### EXTRACTED DATA
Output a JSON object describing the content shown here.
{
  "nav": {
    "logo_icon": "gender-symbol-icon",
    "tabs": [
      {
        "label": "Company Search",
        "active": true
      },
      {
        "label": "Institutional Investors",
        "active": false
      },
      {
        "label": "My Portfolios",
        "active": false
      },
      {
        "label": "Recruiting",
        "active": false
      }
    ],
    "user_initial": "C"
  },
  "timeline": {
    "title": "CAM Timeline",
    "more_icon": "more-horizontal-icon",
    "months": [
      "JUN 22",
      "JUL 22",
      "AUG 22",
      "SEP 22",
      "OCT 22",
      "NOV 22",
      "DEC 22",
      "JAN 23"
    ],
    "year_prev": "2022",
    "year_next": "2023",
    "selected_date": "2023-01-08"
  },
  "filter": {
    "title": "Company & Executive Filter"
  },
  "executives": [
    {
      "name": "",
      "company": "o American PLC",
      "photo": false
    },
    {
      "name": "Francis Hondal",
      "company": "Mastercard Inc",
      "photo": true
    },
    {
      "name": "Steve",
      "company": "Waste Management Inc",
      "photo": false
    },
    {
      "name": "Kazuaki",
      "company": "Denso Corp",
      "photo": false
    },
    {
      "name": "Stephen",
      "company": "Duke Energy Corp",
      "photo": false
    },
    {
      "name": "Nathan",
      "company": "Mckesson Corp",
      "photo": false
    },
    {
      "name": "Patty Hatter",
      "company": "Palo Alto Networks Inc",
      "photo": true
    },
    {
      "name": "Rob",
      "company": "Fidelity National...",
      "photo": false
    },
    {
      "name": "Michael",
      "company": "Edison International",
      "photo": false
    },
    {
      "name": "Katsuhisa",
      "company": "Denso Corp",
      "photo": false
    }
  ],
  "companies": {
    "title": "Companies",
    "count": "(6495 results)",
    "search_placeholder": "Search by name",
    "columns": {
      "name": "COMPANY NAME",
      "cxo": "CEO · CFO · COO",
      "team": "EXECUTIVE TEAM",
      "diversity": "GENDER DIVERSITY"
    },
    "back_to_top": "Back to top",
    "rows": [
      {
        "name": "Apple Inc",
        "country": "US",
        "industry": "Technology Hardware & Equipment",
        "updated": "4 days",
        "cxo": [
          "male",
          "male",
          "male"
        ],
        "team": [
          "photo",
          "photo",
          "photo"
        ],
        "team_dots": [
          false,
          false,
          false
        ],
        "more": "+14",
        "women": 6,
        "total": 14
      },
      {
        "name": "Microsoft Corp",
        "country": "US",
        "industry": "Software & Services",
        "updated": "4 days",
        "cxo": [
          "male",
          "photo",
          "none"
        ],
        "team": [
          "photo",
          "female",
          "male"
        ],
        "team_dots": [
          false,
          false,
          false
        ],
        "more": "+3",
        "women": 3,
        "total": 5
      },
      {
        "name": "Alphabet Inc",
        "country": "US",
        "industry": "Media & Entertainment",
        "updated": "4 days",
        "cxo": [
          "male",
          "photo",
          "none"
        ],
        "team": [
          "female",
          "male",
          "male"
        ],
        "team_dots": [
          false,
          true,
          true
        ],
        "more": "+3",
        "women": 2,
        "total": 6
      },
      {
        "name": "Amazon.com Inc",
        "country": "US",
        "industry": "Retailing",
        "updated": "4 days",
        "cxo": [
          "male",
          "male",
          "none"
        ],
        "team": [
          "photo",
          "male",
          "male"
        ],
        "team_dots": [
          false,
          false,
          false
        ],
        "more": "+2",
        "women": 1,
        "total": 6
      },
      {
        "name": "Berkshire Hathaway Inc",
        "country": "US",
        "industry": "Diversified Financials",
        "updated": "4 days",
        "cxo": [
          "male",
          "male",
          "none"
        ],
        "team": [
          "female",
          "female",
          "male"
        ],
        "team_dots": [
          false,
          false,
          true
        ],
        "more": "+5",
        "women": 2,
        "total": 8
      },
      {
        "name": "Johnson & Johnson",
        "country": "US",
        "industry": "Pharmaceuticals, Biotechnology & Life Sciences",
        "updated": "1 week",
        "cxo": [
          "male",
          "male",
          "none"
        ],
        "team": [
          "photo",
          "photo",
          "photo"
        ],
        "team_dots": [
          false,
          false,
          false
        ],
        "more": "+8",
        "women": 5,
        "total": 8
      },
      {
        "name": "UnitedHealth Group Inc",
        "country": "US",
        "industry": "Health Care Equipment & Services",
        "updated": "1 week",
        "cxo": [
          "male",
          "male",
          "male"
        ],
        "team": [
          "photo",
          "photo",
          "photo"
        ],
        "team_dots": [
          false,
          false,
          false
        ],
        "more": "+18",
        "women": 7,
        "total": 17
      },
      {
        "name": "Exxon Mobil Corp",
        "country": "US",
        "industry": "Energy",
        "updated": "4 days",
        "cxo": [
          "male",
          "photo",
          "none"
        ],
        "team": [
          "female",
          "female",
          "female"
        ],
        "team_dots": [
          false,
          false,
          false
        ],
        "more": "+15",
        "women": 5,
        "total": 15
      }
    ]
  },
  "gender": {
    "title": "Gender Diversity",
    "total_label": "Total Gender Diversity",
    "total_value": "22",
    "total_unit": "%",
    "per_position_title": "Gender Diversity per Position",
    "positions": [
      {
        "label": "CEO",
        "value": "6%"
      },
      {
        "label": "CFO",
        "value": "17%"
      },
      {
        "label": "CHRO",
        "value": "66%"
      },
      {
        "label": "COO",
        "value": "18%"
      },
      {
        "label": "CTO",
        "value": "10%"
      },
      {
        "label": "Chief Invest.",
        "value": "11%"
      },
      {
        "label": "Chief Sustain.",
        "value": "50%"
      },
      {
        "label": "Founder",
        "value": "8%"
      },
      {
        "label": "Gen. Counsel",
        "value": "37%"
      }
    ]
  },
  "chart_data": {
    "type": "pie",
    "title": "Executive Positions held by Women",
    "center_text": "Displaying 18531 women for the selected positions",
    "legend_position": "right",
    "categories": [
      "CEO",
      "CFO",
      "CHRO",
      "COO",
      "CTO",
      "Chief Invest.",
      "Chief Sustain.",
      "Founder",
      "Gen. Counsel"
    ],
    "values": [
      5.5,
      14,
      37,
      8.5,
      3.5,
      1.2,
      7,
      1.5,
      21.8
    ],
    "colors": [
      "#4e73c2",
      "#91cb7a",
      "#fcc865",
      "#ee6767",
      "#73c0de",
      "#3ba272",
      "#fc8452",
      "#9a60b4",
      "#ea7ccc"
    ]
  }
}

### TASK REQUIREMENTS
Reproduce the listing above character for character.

### FINISHED TASK
Output a JSON object describing the content shown here.
{
  "nav": {
    "logo_icon": "gender-symbol-icon",
    "tabs": [
      {
        "label": "Company Search",
        "active": true
      },
      {
        "label": "Institutional Investors",
        "active": false
      },
      {
        "label": "My Portfolios",
        "active": false
      },
      {
        "label": "Recruiting",
        "active": false
      }
    ],
    "user_initial": "C"
  },
  "timeline": {
    "title": "CAM Timeline",
    "more_icon": "more-horizontal-icon",
    "months": [
      "JUN 22",
      "JUL 22",
      "AUG 22",
      "SEP 22",
      "OCT 22",
      "NOV 22",
      "DEC 22",
      "JAN 23"
    ],
    "year_prev": "2022",
    "year_next": "2023",
    "selected_date": "2023-01-08"
  },
  "filter": {
    "title": "Company & Executive Filter"
  },
  "executives": [
    {
      "name": "",
      "company": "o American PLC",
      "photo": false
    },
    {
      "name": "Francis Hondal",
      "company": "Mastercard Inc",
      "photo": true
    },
    {
      "name": "Steve",
      "company": "Waste Management Inc",
      "photo": false
    },
    {
      "name": "Kazuaki",
      "company": "Denso Corp",
      "photo": false
    },
    {
      "name": "Stephen",
      "company": "Duke Energy Corp",
      "photo": false
    },
    {
      "name": "Nathan",
      "company": "Mckesson Corp",
      "photo": false
    },
    {
      "name": "Patty Hatter",
      "company": "Palo Alto Networks Inc",
      "photo": true
    },
    {
      "name": "Rob",
      "company": "Fidelity National...",
      "photo": false
    },
    {
      "name": "Michael",
      "company": "Edison International",
      "photo": false
    },
    {
      "name": "Katsuhisa",
      "company": "Denso Corp",
      "photo": false
    }
  ],
  "companies": {
    "title": "Companies",
    "count": "(6495 results)",
    "search_placeholder": "Search by name",
    "columns": {
      "name": "COMPANY NAME",
      "cxo": "CEO · CFO · COO",
      "team": "EXECUTIVE TEAM",
      "diversity": "GENDER DIVERSITY"
    },
    "back_to_top": "Back to top",
    "rows": [
      {
        "name": "Apple Inc",
        "country": "US",
        "industry": "Technology Hardware & Equipment",
        "updated": "4 days",
        "cxo": [
          "male",
          "male",
          "male"
        ],
        "team": [
          "photo",
          "photo",
          "photo"
        ],
        "team_dots": [
          false,
          false,
          false
        ],
        "more": "+14",
        "women": 6,
        "total": 14
      },
      {
        "name": "Microsoft Corp",
        "country": "US",
        "industry": "Software & Services",
        "updated": "4 days",
        "cxo": [
          "male",
          "photo",
          "none"
        ],
        "team": [
          "photo",
          "female",
          "male"
        ],
        "team_dots": [
          false,
          false,
          false
        ],
        "more": "+3",
        "women": 3,
        "total": 5
      },
      {
        "name": "Alphabet Inc",
        "country": "US",
        "industry": "Media & Entertainment",
        "updated": "4 days",
        "cxo": [
          "male",
          "photo",
          "none"
        ],
        "team": [
          "female",
          "male",
          "male"
        ],
        "team_dots": [
          false,
          true,
          true
        ],
        "more": "+3",
        "women": 2,
        "total": 6
      },
      {
        "name": "Amazon.com Inc",
        "country": "US",
        "industry": "Retailing",
        "updated": "4 days",
        "cxo": [
          "male",
          "male",
          "none"
        ],
        "team": [
          "photo",
          "male",
          "male"
        ],
        "team_dots": [
          false,
          false,
          false
        ],
        "more": "+2",
        "women": 1,
        "total": 6
      },
      {
        "name": "Berkshire Hathaway Inc",
        "country": "US",
        "industry": "Diversified Financials",
        "updated": "4 days",
        "cxo": [
          "male",
          "male",
          "none"
        ],
        "team": [
          "female",
          "female",
          "male"
        ],
        "team_dots": [
          false,
          false,
          true
        ],
        "more": "+5",
        "women": 2,
        "total": 8
      },
      {
        "name": "Johnson & Johnson",
        "country": "US",
        "industry": "Pharmaceuticals, Biotechnology & Life Sciences",
        "updated": "1 week",
        "cxo": [
          "male",
          "male",
          "none"
        ],
        "team": [
          "photo",
          "photo",
          "photo"
        ],
        "team_dots": [
          false,
          false,
          false
        ],
        "more": "+8",
        "women": 5,
        "total": 8
      },
      {
        "name": "UnitedHealth Group Inc",
        "country": "US",
        "industry": "Health Care Equipment & Services",
        "updated": "1 week",
        "cxo": [
          "male",
          "male",
          "male"
        ],
        "team": [
          "photo",
          "photo",
          "photo"
        ],
        "team_dots": [
          false,
          false,
          false
        ],
        "more": "+18",
        "women": 7,
        "total": 17
      },
      {
        "name": "Exxon Mobil Corp",
        "country": "US",
        "industry": "Energy",
        "updated": "4 days",
        "cxo": [
          "male",
          "photo",
          "none"
        ],
        "team": [
          "female",
          "female",
          "female"
        ],
        "team_dots": [
          false,
          false,
          false
        ],
        "more": "+15",
        "women": 5,
        "total": 15
      }
    ]
  },
  "gender": {
    "title": "Gender Diversity",
    "total_label": "Total Gender Diversity",
    "total_value": "22",
    "total_unit": "%",
    "per_position_title": "Gender Diversity per Position",
    "positions": [
      {
        "label": "CEO",
        "value": "6%"
      },
      {
        "label": "CFO",
        "value": "17%"
      },
      {
        "label": "CHRO",
        "value": "66%"
      },
      {
        "label": "COO",
        "value": "18%"
      },
      {
        "label": "CTO",
        "value": "10%"
      },
      {
        "label": "Chief Invest.",
        "value": "11%"
      },
      {
        "label": "Chief Sustain.",
        "value": "50%"
      },
      {
        "label": "Founder",
        "value": "8%"
      },
      {
        "label": "Gen. Counsel",
        "value": "37%"
      }
    ]
  },
  "chart_data": {
    "type": "pie",
    "title": "Executive Positions held by Women",
    "center_text": "Displaying 18531 women for the selected positions",
    "legend_position": "right",
    "categories": [
      "CEO",
      "CFO",
      "CHRO",
      "COO",
      "CTO",
      "Chief Invest.",
      "Chief Sustain.",
      "Founder",
      "Gen. Counsel"
    ],
    "values": [
      5.5,
      14,
      37,
      8.5,
      3.5,
      1.2,
      7,
      1.5,
      21.8
    ],
    "colors": [
      "#4e73c2",
      "#91cb7a",
      "#fcc865",
      "#ee6767",
      "#73c0de",
      "#3ba272",
      "#fc8452",
      "#9a60b4",
      "#ea7ccc"
    ]
  }
}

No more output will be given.